*INPUT DATA*

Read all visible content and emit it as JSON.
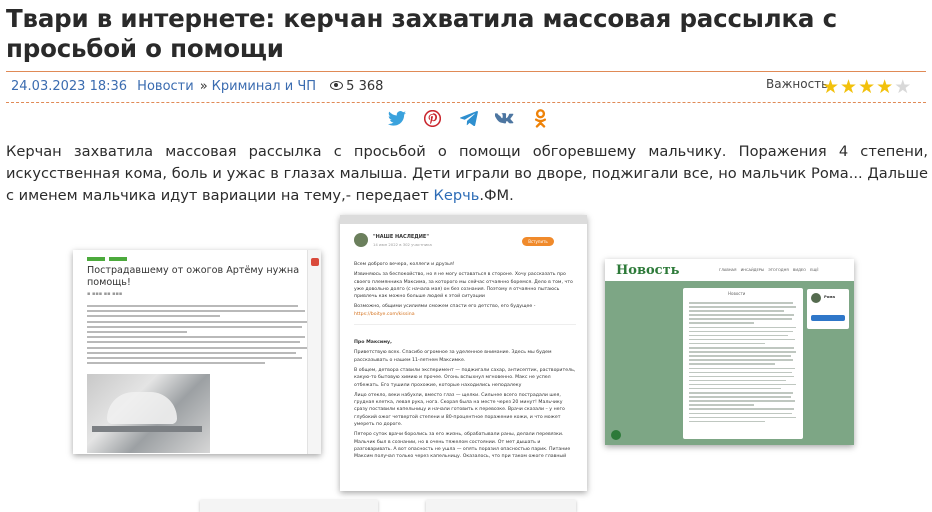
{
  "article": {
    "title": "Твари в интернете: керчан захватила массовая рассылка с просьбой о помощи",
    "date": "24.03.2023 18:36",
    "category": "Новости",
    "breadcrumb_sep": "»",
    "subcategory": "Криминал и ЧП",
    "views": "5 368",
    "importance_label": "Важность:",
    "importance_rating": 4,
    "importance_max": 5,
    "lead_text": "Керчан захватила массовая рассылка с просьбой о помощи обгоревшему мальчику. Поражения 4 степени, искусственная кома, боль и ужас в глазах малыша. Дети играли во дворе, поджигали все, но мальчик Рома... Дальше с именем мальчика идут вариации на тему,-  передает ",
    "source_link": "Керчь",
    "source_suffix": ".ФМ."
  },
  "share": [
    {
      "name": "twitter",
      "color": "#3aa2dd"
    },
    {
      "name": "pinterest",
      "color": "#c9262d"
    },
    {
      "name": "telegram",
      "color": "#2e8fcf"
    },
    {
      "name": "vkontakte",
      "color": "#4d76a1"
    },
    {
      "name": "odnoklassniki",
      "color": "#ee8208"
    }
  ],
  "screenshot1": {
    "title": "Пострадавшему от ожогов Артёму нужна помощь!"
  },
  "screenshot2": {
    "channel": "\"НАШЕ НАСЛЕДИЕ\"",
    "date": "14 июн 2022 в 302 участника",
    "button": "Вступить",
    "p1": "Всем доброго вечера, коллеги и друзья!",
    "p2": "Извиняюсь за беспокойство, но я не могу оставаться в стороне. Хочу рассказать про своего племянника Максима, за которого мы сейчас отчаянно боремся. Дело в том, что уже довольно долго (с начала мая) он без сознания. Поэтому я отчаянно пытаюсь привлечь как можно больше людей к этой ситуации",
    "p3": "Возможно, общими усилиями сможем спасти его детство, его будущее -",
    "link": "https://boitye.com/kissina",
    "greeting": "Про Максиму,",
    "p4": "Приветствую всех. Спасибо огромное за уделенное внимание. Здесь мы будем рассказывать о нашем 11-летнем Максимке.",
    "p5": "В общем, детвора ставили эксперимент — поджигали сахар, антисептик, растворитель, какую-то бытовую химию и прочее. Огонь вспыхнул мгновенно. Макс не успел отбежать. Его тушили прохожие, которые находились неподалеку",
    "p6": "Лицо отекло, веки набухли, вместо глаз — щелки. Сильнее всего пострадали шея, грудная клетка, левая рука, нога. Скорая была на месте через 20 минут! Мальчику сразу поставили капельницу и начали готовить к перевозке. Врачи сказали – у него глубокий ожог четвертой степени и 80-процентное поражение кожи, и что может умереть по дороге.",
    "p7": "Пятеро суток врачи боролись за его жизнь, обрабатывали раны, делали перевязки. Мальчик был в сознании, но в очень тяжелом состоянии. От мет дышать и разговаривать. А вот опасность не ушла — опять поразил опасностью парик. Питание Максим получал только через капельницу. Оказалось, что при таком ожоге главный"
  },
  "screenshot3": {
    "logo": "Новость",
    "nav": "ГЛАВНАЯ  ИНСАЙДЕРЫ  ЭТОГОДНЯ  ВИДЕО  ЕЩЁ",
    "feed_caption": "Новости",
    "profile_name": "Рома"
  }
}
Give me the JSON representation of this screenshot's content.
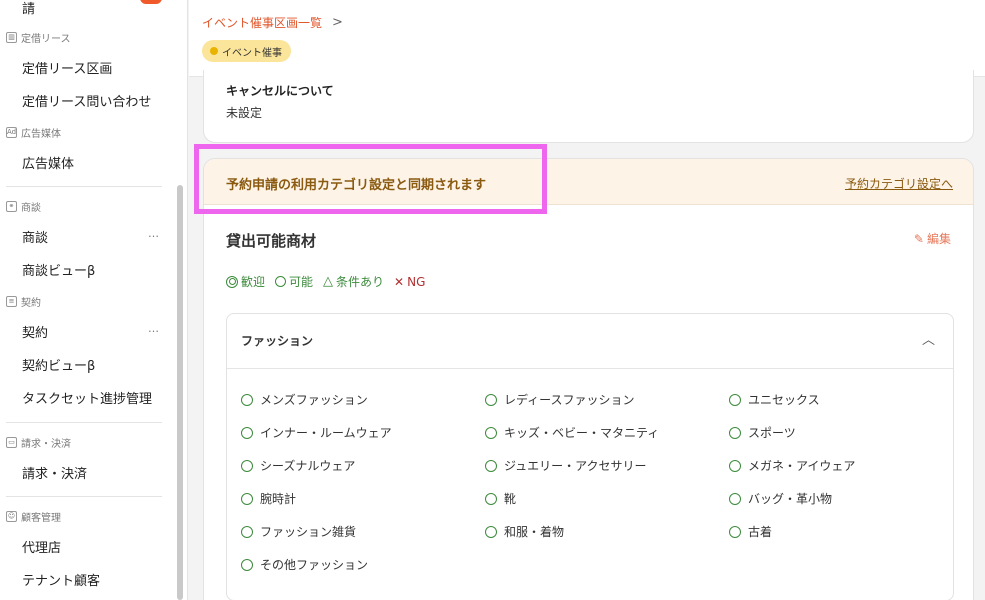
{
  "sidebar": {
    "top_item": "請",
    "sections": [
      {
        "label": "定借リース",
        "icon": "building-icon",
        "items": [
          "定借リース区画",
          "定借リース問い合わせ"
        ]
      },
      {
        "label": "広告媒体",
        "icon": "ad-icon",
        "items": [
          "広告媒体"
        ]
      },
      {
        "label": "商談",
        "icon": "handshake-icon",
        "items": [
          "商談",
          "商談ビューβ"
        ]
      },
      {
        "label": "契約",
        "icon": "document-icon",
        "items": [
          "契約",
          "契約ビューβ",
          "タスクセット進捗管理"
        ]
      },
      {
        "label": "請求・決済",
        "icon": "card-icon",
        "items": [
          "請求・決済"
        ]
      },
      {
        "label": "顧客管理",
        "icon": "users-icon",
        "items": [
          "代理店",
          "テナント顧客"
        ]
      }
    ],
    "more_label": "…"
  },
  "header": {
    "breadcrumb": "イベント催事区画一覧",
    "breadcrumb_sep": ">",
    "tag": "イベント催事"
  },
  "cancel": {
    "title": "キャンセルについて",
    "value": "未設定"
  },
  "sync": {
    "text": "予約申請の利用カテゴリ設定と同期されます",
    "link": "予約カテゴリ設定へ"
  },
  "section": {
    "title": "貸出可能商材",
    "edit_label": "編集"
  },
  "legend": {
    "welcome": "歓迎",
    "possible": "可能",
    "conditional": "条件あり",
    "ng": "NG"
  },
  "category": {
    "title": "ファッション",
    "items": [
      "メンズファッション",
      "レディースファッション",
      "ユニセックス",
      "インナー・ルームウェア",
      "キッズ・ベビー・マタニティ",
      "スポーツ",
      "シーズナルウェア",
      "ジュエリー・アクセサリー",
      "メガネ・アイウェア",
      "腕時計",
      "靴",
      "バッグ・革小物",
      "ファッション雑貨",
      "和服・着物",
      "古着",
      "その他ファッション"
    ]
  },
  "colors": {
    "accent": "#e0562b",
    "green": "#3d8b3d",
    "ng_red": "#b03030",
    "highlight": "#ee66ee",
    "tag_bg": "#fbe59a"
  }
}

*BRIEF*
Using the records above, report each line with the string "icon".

*ANSWER TO THIS PROBLEM*
        "icon": "building-icon",
        "icon": "ad-icon",
        "icon": "handshake-icon",
        "icon": "document-icon",
        "icon": "card-icon",
        "icon": "users-icon",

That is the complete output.